Action item: Exactly as written, repeat all of the records below.

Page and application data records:
== Segment start ==

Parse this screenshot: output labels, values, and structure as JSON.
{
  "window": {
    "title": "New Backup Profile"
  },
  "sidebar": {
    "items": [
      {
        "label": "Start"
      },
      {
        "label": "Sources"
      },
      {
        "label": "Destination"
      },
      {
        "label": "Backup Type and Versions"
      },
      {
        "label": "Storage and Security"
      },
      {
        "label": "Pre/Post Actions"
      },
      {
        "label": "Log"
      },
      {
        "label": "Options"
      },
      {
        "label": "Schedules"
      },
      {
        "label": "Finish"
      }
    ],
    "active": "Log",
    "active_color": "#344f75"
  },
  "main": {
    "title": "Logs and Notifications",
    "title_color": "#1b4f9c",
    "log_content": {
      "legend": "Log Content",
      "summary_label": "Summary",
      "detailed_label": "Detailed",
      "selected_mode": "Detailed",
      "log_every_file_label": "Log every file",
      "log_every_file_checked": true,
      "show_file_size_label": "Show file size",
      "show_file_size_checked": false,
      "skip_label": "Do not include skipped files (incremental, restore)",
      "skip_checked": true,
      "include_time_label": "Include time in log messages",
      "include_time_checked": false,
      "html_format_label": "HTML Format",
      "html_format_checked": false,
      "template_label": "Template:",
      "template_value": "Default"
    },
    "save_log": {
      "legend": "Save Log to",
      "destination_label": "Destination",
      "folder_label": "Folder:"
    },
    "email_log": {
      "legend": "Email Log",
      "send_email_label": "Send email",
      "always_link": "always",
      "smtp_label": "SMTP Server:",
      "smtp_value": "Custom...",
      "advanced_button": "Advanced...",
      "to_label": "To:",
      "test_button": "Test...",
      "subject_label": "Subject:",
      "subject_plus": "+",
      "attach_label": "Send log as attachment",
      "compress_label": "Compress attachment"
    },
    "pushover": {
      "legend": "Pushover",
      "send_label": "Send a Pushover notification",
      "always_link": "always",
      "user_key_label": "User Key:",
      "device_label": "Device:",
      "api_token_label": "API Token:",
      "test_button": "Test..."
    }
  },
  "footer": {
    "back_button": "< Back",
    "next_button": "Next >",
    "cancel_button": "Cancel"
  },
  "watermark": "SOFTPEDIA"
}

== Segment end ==

Task solution:
Parse this screenshot: output labels, values, and structure as JSON.
{
  "window": {
    "title": "New Backup Profile"
  },
  "sidebar": {
    "items": [
      {
        "label": "Start"
      },
      {
        "label": "Sources"
      },
      {
        "label": "Destination"
      },
      {
        "label": "Backup Type and Versions"
      },
      {
        "label": "Storage and Security"
      },
      {
        "label": "Pre/Post Actions"
      },
      {
        "label": "Log"
      },
      {
        "label": "Options"
      },
      {
        "label": "Schedules"
      },
      {
        "label": "Finish"
      }
    ],
    "active": "Log",
    "active_color": "#344f75"
  },
  "main": {
    "title": "Logs and Notifications",
    "title_color": "#1b4f9c",
    "log_content": {
      "legend": "Log Content",
      "summary_label": "Summary",
      "detailed_label": "Detailed",
      "selected_mode": "Detailed",
      "log_every_file_label": "Log every file",
      "log_every_file_checked": true,
      "show_file_size_label": "Show file size",
      "show_file_size_checked": false,
      "skip_label": "Do not include skipped files (incremental, restore)",
      "skip_checked": true,
      "include_time_label": "Include time in log messages",
      "include_time_checked": false,
      "html_format_label": "HTML Format",
      "html_format_checked": false,
      "template_label": "Template:",
      "template_value": "Default"
    },
    "save_log": {
      "legend": "Save Log to",
      "destination_label": "Destination",
      "folder_label": "Folder:"
    },
    "email_log": {
      "legend": "Email Log",
      "send_email_label": "Send email",
      "always_link": "always",
      "smtp_label": "SMTP Server:",
      "smtp_value": "Custom...",
      "advanced_button": "Advanced...",
      "to_label": "To:",
      "test_button": "Test...",
      "subject_label": "Subject:",
      "subject_plus": "+",
      "attach_label": "Send log as attachment",
      "compress_label": "Compress attachment"
    },
    "pushover": {
      "legend": "Pushover",
      "send_label": "Send a Pushover notification",
      "always_link": "always",
      "user_key_label": "User Key:",
      "device_label": "Device:",
      "api_token_label": "API Token:",
      "test_button": "Test..."
    }
  },
  "footer": {
    "back_button": "< Back",
    "next_button": "Next >",
    "cancel_button": "Cancel"
  },
  "watermark": "SOFTPEDIA"
}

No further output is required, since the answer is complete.